Task prompt> The job is to output each record exactly as it stands, pictures excluded.

Material shown>

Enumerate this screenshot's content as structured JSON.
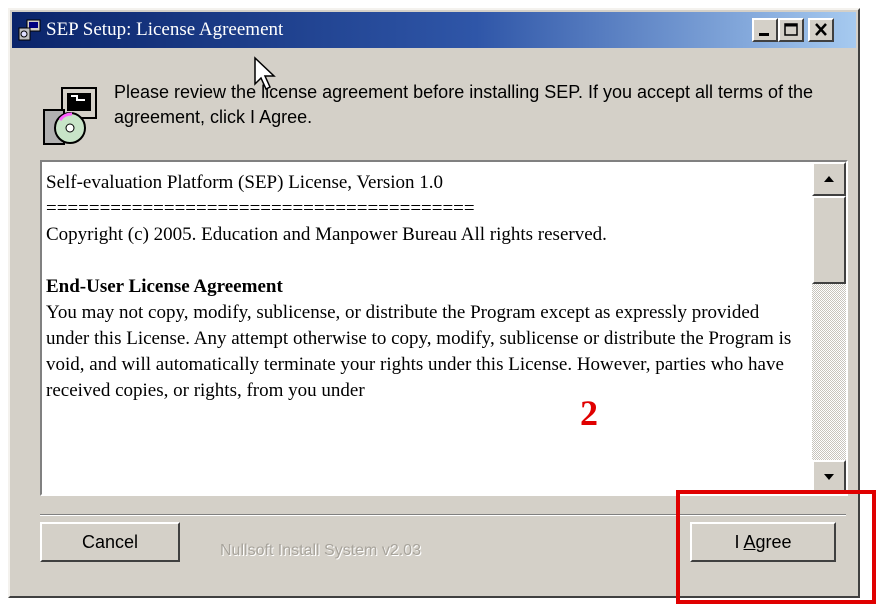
{
  "window": {
    "title": "SEP Setup: License Agreement",
    "controls": [
      "minimize-icon",
      "maximize-icon",
      "close-icon"
    ]
  },
  "header": {
    "description": "Please review the license agreement before installing SEP. If you accept all terms of the agreement, click I Agree."
  },
  "license": {
    "lines": [
      "Self-evaluation Platform (SEP) License, Version 1.0",
      "========================================",
      "Copyright (c) 2005. Education and Manpower Bureau All rights reserved."
    ],
    "heading": "End-User License Agreement",
    "body": "You may not copy, modify, sublicense, or distribute the Program except as expressly provided under this License. Any attempt otherwise to copy, modify, sublicense or distribute the Program is void, and will automatically terminate your rights under this License. However, parties who have received copies, or rights, from you under"
  },
  "footer": {
    "cancel_label": "Cancel",
    "branding": "Nullsoft Install System v2.03",
    "agree_label_prefix": "I ",
    "agree_label_accel": "A",
    "agree_label_suffix": "gree"
  },
  "annotation": {
    "step_number": "2",
    "color": "#e00000"
  },
  "colors": {
    "titlebar_start": "#0a246a",
    "titlebar_end": "#a6caf0",
    "face": "#d4d0c8"
  }
}
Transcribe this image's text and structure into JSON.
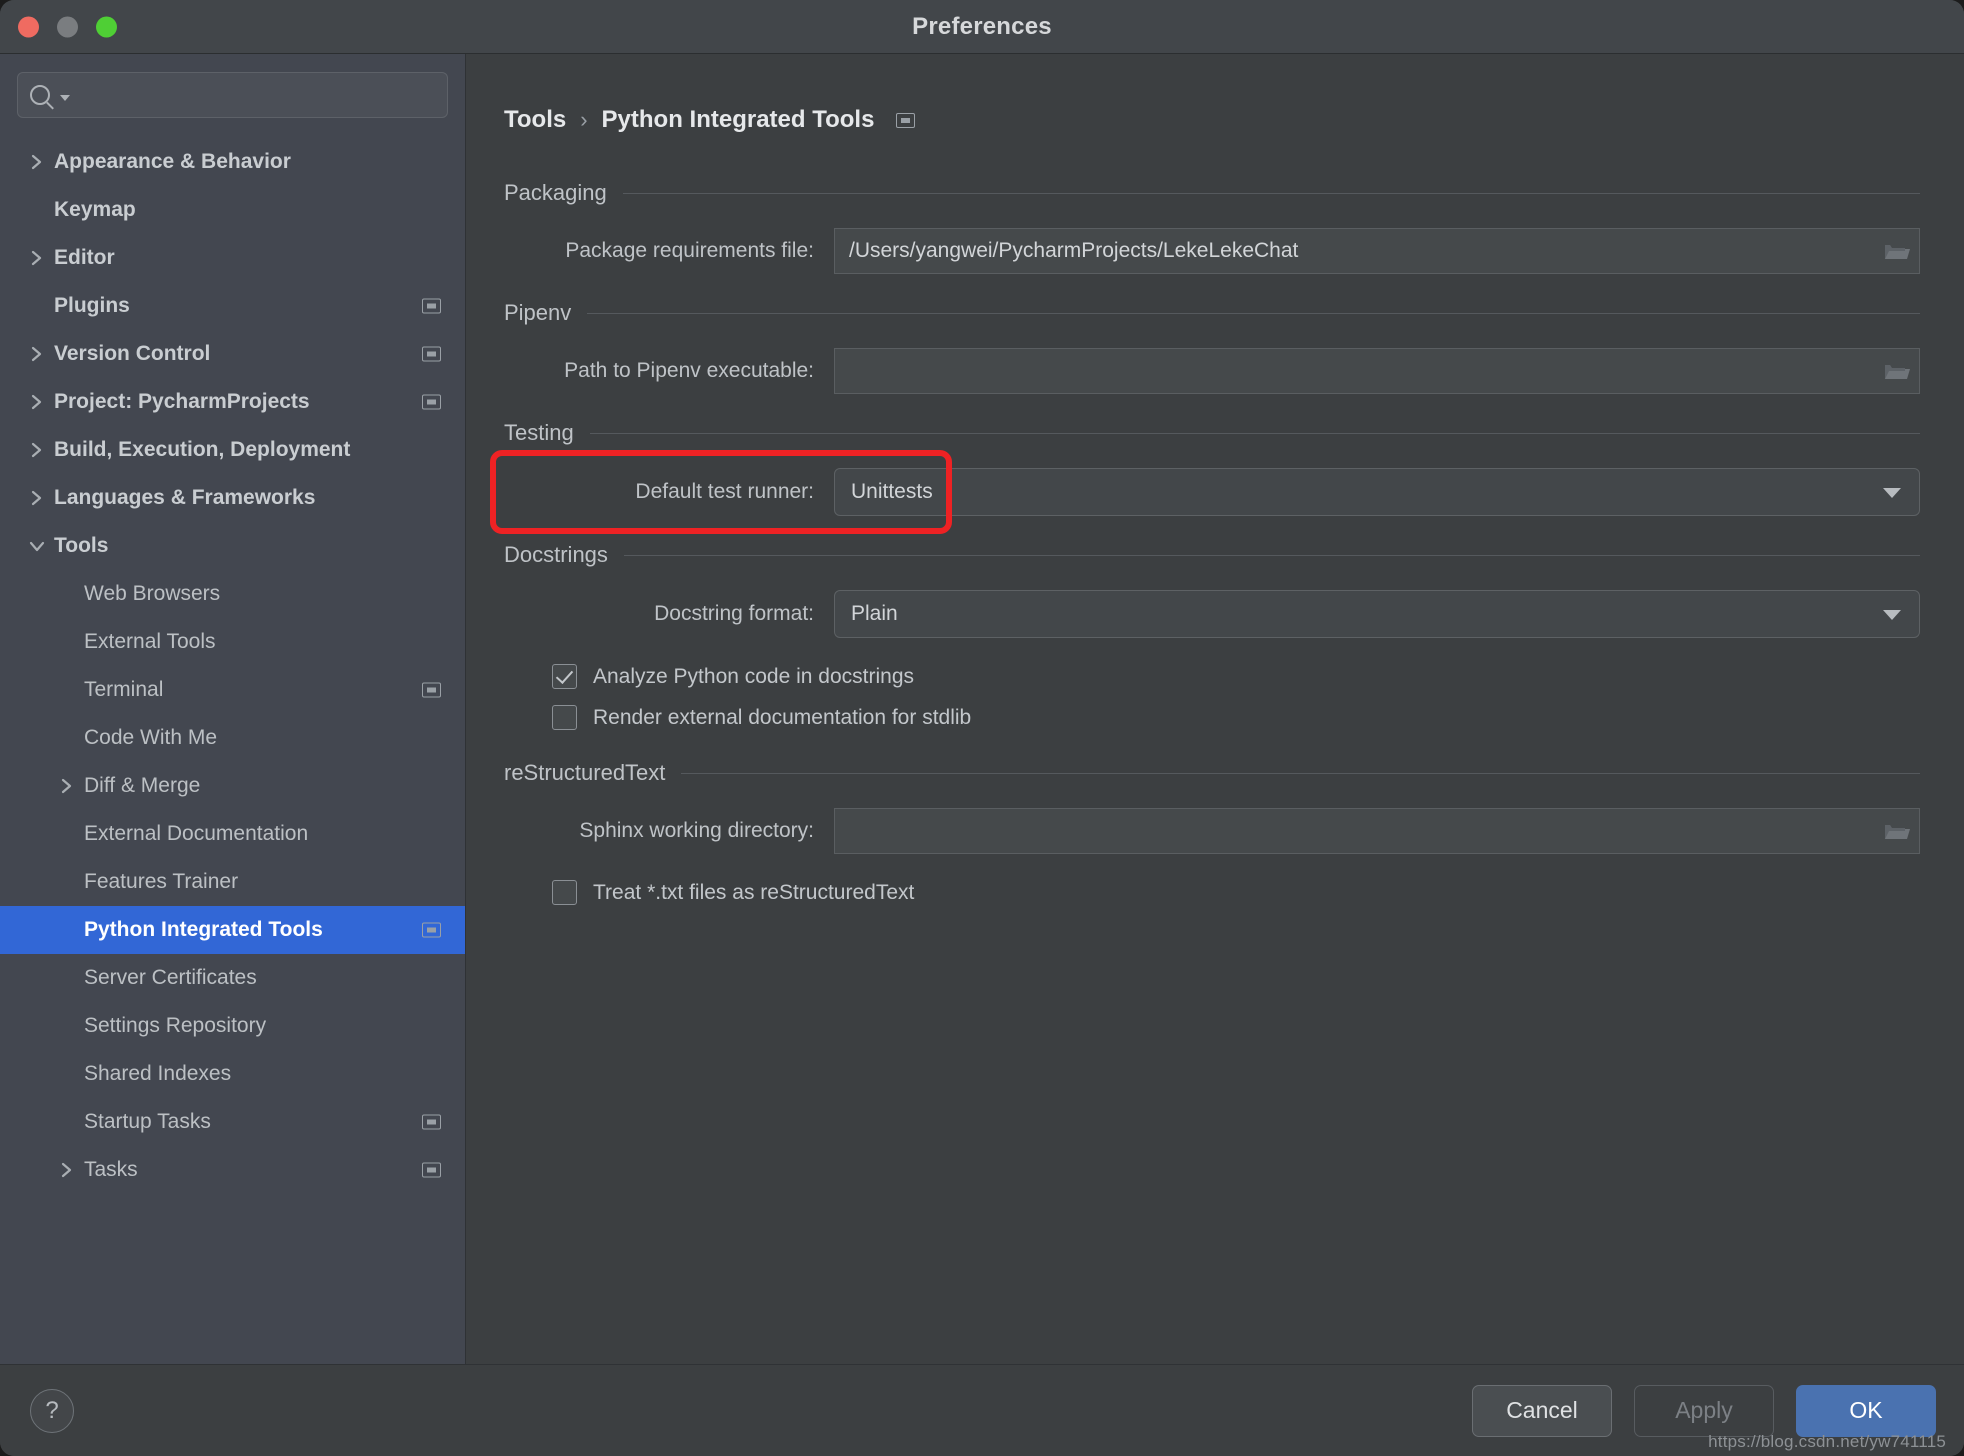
{
  "window": {
    "title": "Preferences",
    "traffic_lights": [
      "close-button",
      "minimize-button",
      "zoom-button"
    ]
  },
  "sidebar": {
    "search": {
      "value": "",
      "placeholder": ""
    },
    "items": [
      {
        "label": "Appearance & Behavior",
        "level": 0,
        "bold": true,
        "chevron": "right",
        "scope": false,
        "selected": false
      },
      {
        "label": "Keymap",
        "level": 0,
        "bold": true,
        "chevron": "none",
        "scope": false,
        "selected": false
      },
      {
        "label": "Editor",
        "level": 0,
        "bold": true,
        "chevron": "right",
        "scope": false,
        "selected": false
      },
      {
        "label": "Plugins",
        "level": 0,
        "bold": true,
        "chevron": "none",
        "scope": true,
        "selected": false
      },
      {
        "label": "Version Control",
        "level": 0,
        "bold": true,
        "chevron": "right",
        "scope": true,
        "selected": false
      },
      {
        "label": "Project: PycharmProjects",
        "level": 0,
        "bold": true,
        "chevron": "right",
        "scope": true,
        "selected": false
      },
      {
        "label": "Build, Execution, Deployment",
        "level": 0,
        "bold": true,
        "chevron": "right",
        "scope": false,
        "selected": false
      },
      {
        "label": "Languages & Frameworks",
        "level": 0,
        "bold": true,
        "chevron": "right",
        "scope": false,
        "selected": false
      },
      {
        "label": "Tools",
        "level": 0,
        "bold": true,
        "chevron": "down",
        "scope": false,
        "selected": false
      },
      {
        "label": "Web Browsers",
        "level": 1,
        "bold": false,
        "chevron": "none",
        "scope": false,
        "selected": false
      },
      {
        "label": "External Tools",
        "level": 1,
        "bold": false,
        "chevron": "none",
        "scope": false,
        "selected": false
      },
      {
        "label": "Terminal",
        "level": 1,
        "bold": false,
        "chevron": "none",
        "scope": true,
        "selected": false
      },
      {
        "label": "Code With Me",
        "level": 1,
        "bold": false,
        "chevron": "none",
        "scope": false,
        "selected": false
      },
      {
        "label": "Diff & Merge",
        "level": 1,
        "bold": false,
        "chevron": "right",
        "scope": false,
        "selected": false
      },
      {
        "label": "External Documentation",
        "level": 1,
        "bold": false,
        "chevron": "none",
        "scope": false,
        "selected": false
      },
      {
        "label": "Features Trainer",
        "level": 1,
        "bold": false,
        "chevron": "none",
        "scope": false,
        "selected": false
      },
      {
        "label": "Python Integrated Tools",
        "level": 1,
        "bold": false,
        "chevron": "none",
        "scope": true,
        "selected": true
      },
      {
        "label": "Server Certificates",
        "level": 1,
        "bold": false,
        "chevron": "none",
        "scope": false,
        "selected": false
      },
      {
        "label": "Settings Repository",
        "level": 1,
        "bold": false,
        "chevron": "none",
        "scope": false,
        "selected": false
      },
      {
        "label": "Shared Indexes",
        "level": 1,
        "bold": false,
        "chevron": "none",
        "scope": false,
        "selected": false
      },
      {
        "label": "Startup Tasks",
        "level": 1,
        "bold": false,
        "chevron": "none",
        "scope": true,
        "selected": false
      },
      {
        "label": "Tasks",
        "level": 1,
        "bold": false,
        "chevron": "right",
        "scope": true,
        "selected": false
      }
    ]
  },
  "content": {
    "breadcrumb": {
      "parent": "Tools",
      "separator": "›",
      "current": "Python Integrated Tools"
    },
    "packaging": {
      "section_title": "Packaging",
      "requirements_label": "Package requirements file:",
      "requirements_value": "/Users/yangwei/PycharmProjects/LekeLekeChat",
      "requirements_placeholder": ""
    },
    "pipenv": {
      "section_title": "Pipenv",
      "path_label": "Path to Pipenv executable:",
      "path_value": "",
      "path_placeholder": ""
    },
    "testing": {
      "section_title": "Testing",
      "runner_label": "Default test runner:",
      "runner_value": "Unittests",
      "highlighted": true,
      "highlight_color": "#ee2224"
    },
    "docstrings": {
      "section_title": "Docstrings",
      "format_label": "Docstring format:",
      "format_value": "Plain",
      "analyze_label": "Analyze Python code in docstrings",
      "analyze_checked": true,
      "render_label": "Render external documentation for stdlib",
      "render_checked": false
    },
    "restructuredtext": {
      "section_title": "reStructuredText",
      "sphinx_label": "Sphinx working directory:",
      "sphinx_value": "",
      "sphinx_placeholder": "",
      "treat_txt_label": "Treat *.txt files as reStructuredText",
      "treat_txt_checked": false
    }
  },
  "footer": {
    "help_label": "?",
    "cancel_label": "Cancel",
    "apply_label": "Apply",
    "apply_enabled": false,
    "ok_label": "OK",
    "watermark": "https://blog.csdn.net/yw741115"
  },
  "colors": {
    "selection_blue": "#3267d6",
    "primary_button": "#4a72b0",
    "annotation_red": "#ee2224",
    "window_bg": "#3c3f41",
    "sidebar_bg": "#434750"
  }
}
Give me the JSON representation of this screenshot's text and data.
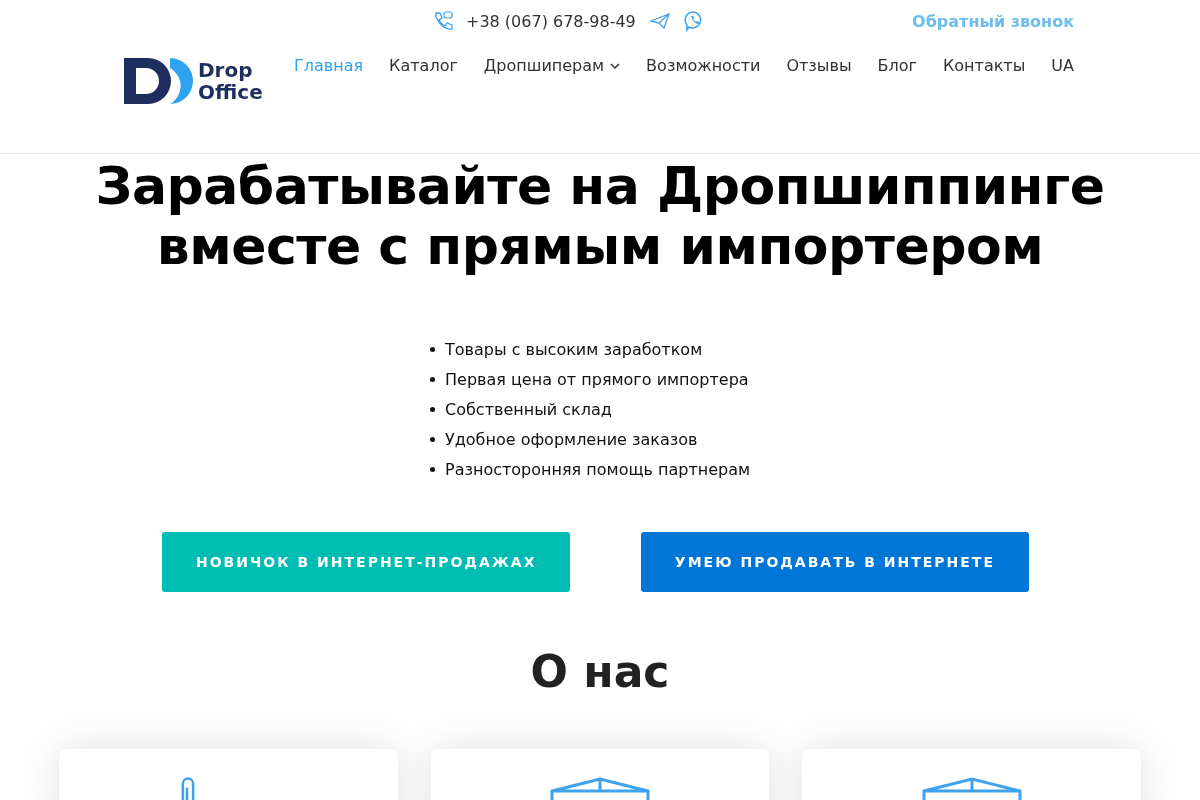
{
  "topbar": {
    "phone": "+38 (067) 678-98-49",
    "callback": "Обратный звонок"
  },
  "logo": {
    "line1": "Drop",
    "line2": "Office"
  },
  "nav": [
    {
      "label": "Главная",
      "selected": true,
      "dropdown": false
    },
    {
      "label": "Каталог",
      "selected": false,
      "dropdown": false
    },
    {
      "label": "Дропшиперам",
      "selected": false,
      "dropdown": true
    },
    {
      "label": "Возможности",
      "selected": false,
      "dropdown": false
    },
    {
      "label": "Отзывы",
      "selected": false,
      "dropdown": false
    },
    {
      "label": "Блог",
      "selected": false,
      "dropdown": false
    },
    {
      "label": "Контакты",
      "selected": false,
      "dropdown": false
    },
    {
      "label": "UA",
      "selected": false,
      "dropdown": false
    }
  ],
  "hero": {
    "title_lines": [
      "Зарабатывайте на Дропшиппинге",
      "вместе с прямым импортером"
    ],
    "benefits": [
      "Товары с высоким заработком",
      "Первая цена от прямого импортера",
      "Собственный склад",
      "Удобное оформление заказов",
      "Разносторонняя помощь партнерам"
    ],
    "buttons": [
      {
        "label": "НОВИЧОК В ИНТЕРНЕТ-ПРОДАЖАХ",
        "color": "#00bdb4"
      },
      {
        "label": "УМЕЮ ПРОДАВАТЬ В ИНТЕРНЕТЕ",
        "color": "#0077d6"
      }
    ]
  },
  "about": {
    "heading": "О нас",
    "cards": [
      {
        "kind": "clip"
      },
      {
        "kind": "box"
      },
      {
        "kind": "box"
      }
    ]
  }
}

Solution for this problem>
Enumerate this screenshot's content as structured JSON.
{
  "window": {
    "title": "SEP Setup: License Agreement",
    "controls": [
      "minimize-icon",
      "maximize-icon",
      "close-icon"
    ]
  },
  "header": {
    "description": "Please review the license agreement before installing SEP. If you accept all terms of the agreement, click I Agree."
  },
  "license": {
    "lines": [
      "Self-evaluation Platform (SEP) License, Version 1.0",
      "========================================",
      "Copyright (c) 2005. Education and Manpower Bureau All rights reserved."
    ],
    "heading": "End-User License Agreement",
    "body": "You may not copy, modify, sublicense, or distribute the Program except as expressly provided under this License. Any attempt otherwise to copy, modify, sublicense or distribute the Program is void, and will automatically terminate your rights under this License. However, parties who have received copies, or rights, from you under"
  },
  "footer": {
    "cancel_label": "Cancel",
    "branding": "Nullsoft Install System v2.03",
    "agree_label_prefix": "I ",
    "agree_label_accel": "A",
    "agree_label_suffix": "gree"
  },
  "annotation": {
    "step_number": "2",
    "color": "#e00000"
  },
  "colors": {
    "titlebar_start": "#0a246a",
    "titlebar_end": "#a6caf0",
    "face": "#d4d0c8"
  }
}
Transcribe this image's text and structure into JSON.
{
  "window": {
    "title": "Preferences",
    "traffic_lights": [
      "close-button",
      "minimize-button",
      "zoom-button"
    ]
  },
  "sidebar": {
    "search": {
      "value": "",
      "placeholder": ""
    },
    "items": [
      {
        "label": "Appearance & Behavior",
        "level": 0,
        "bold": true,
        "chevron": "right",
        "scope": false,
        "selected": false
      },
      {
        "label": "Keymap",
        "level": 0,
        "bold": true,
        "chevron": "none",
        "scope": false,
        "selected": false
      },
      {
        "label": "Editor",
        "level": 0,
        "bold": true,
        "chevron": "right",
        "scope": false,
        "selected": false
      },
      {
        "label": "Plugins",
        "level": 0,
        "bold": true,
        "chevron": "none",
        "scope": true,
        "selected": false
      },
      {
        "label": "Version Control",
        "level": 0,
        "bold": true,
        "chevron": "right",
        "scope": true,
        "selected": false
      },
      {
        "label": "Project: PycharmProjects",
        "level": 0,
        "bold": true,
        "chevron": "right",
        "scope": true,
        "selected": false
      },
      {
        "label": "Build, Execution, Deployment",
        "level": 0,
        "bold": true,
        "chevron": "right",
        "scope": false,
        "selected": false
      },
      {
        "label": "Languages & Frameworks",
        "level": 0,
        "bold": true,
        "chevron": "right",
        "scope": false,
        "selected": false
      },
      {
        "label": "Tools",
        "level": 0,
        "bold": true,
        "chevron": "down",
        "scope": false,
        "selected": false
      },
      {
        "label": "Web Browsers",
        "level": 1,
        "bold": false,
        "chevron": "none",
        "scope": false,
        "selected": false
      },
      {
        "label": "External Tools",
        "level": 1,
        "bold": false,
        "chevron": "none",
        "scope": false,
        "selected": false
      },
      {
        "label": "Terminal",
        "level": 1,
        "bold": false,
        "chevron": "none",
        "scope": true,
        "selected": false
      },
      {
        "label": "Code With Me",
        "level": 1,
        "bold": false,
        "chevron": "none",
        "scope": false,
        "selected": false
      },
      {
        "label": "Diff & Merge",
        "level": 1,
        "bold": false,
        "chevron": "right",
        "scope": false,
        "selected": false
      },
      {
        "label": "External Documentation",
        "level": 1,
        "bold": false,
        "chevron": "none",
        "scope": false,
        "selected": false
      },
      {
        "label": "Features Trainer",
        "level": 1,
        "bold": false,
        "chevron": "none",
        "scope": false,
        "selected": false
      },
      {
        "label": "Python Integrated Tools",
        "level": 1,
        "bold": false,
        "chevron": "none",
        "scope": true,
        "selected": true
      },
      {
        "label": "Server Certificates",
        "level": 1,
        "bold": false,
        "chevron": "none",
        "scope": false,
        "selected": false
      },
      {
        "label": "Settings Repository",
        "level": 1,
        "bold": false,
        "chevron": "none",
        "scope": false,
        "selected": false
      },
      {
        "label": "Shared Indexes",
        "level": 1,
        "bold": false,
        "chevron": "none",
        "scope": false,
        "selected": false
      },
      {
        "label": "Startup Tasks",
        "level": 1,
        "bold": false,
        "chevron": "none",
        "scope": true,
        "selected": false
      },
      {
        "label": "Tasks",
        "level": 1,
        "bold": false,
        "chevron": "right",
        "scope": true,
        "selected": false
      }
    ]
  },
  "content": {
    "breadcrumb": {
      "parent": "Tools",
      "separator": "›",
      "current": "Python Integrated Tools"
    },
    "packaging": {
      "section_title": "Packaging",
      "requirements_label": "Package requirements file:",
      "requirements_value": "/Users/yangwei/PycharmProjects/LekeLekeChat",
      "requirements_placeholder": ""
    },
    "pipenv": {
      "section_title": "Pipenv",
      "path_label": "Path to Pipenv executable:",
      "path_value": "",
      "path_placeholder": ""
    },
    "testing": {
      "section_title": "Testing",
      "runner_label": "Default test runner:",
      "runner_value": "Unittests",
      "highlighted": true,
      "highlight_color": "#ee2224"
    },
    "docstrings": {
      "section_title": "Docstrings",
      "format_label": "Docstring format:",
      "format_value": "Plain",
      "analyze_label": "Analyze Python code in docstrings",
      "analyze_checked": true,
      "render_label": "Render external documentation for stdlib",
      "render_checked": false
    },
    "restructuredtext": {
      "section_title": "reStructuredText",
      "sphinx_label": "Sphinx working directory:",
      "sphinx_value": "",
      "sphinx_placeholder": "",
      "treat_txt_label": "Treat *.txt files as reStructuredText",
      "treat_txt_checked": false
    }
  },
  "footer": {
    "help_label": "?",
    "cancel_label": "Cancel",
    "apply_label": "Apply",
    "apply_enabled": false,
    "ok_label": "OK",
    "watermark": "https://blog.csdn.net/yw741115"
  },
  "colors": {
    "selection_blue": "#3267d6",
    "primary_button": "#4a72b0",
    "annotation_red": "#ee2224",
    "window_bg": "#3c3f41",
    "sidebar_bg": "#434750"
  }
}
Give me the JSON representation of this screenshot's text and data.
{
  "topbar": {
    "phone": "+38 (067) 678-98-49",
    "callback": "Обратный звонок"
  },
  "logo": {
    "line1": "Drop",
    "line2": "Office"
  },
  "nav": [
    {
      "label": "Главная",
      "selected": true,
      "dropdown": false
    },
    {
      "label": "Каталог",
      "selected": false,
      "dropdown": false
    },
    {
      "label": "Дропшиперам",
      "selected": false,
      "dropdown": true
    },
    {
      "label": "Возможности",
      "selected": false,
      "dropdown": false
    },
    {
      "label": "Отзывы",
      "selected": false,
      "dropdown": false
    },
    {
      "label": "Блог",
      "selected": false,
      "dropdown": false
    },
    {
      "label": "Контакты",
      "selected": false,
      "dropdown": false
    },
    {
      "label": "UA",
      "selected": false,
      "dropdown": false
    }
  ],
  "hero": {
    "title_lines": [
      "Зарабатывайте на Дропшиппинге",
      "вместе с прямым импортером"
    ],
    "benefits": [
      "Товары с высоким заработком",
      "Первая цена от прямого импортера",
      "Собственный склад",
      "Удобное оформление заказов",
      "Разносторонняя помощь партнерам"
    ],
    "buttons": [
      {
        "label": "НОВИЧОК В ИНТЕРНЕТ-ПРОДАЖАХ",
        "color": "#00bdb4"
      },
      {
        "label": "УМЕЮ ПРОДАВАТЬ В ИНТЕРНЕТЕ",
        "color": "#0077d6"
      }
    ]
  },
  "about": {
    "heading": "О нас",
    "cards": [
      {
        "kind": "clip"
      },
      {
        "kind": "box"
      },
      {
        "kind": "box"
      }
    ]
  }
}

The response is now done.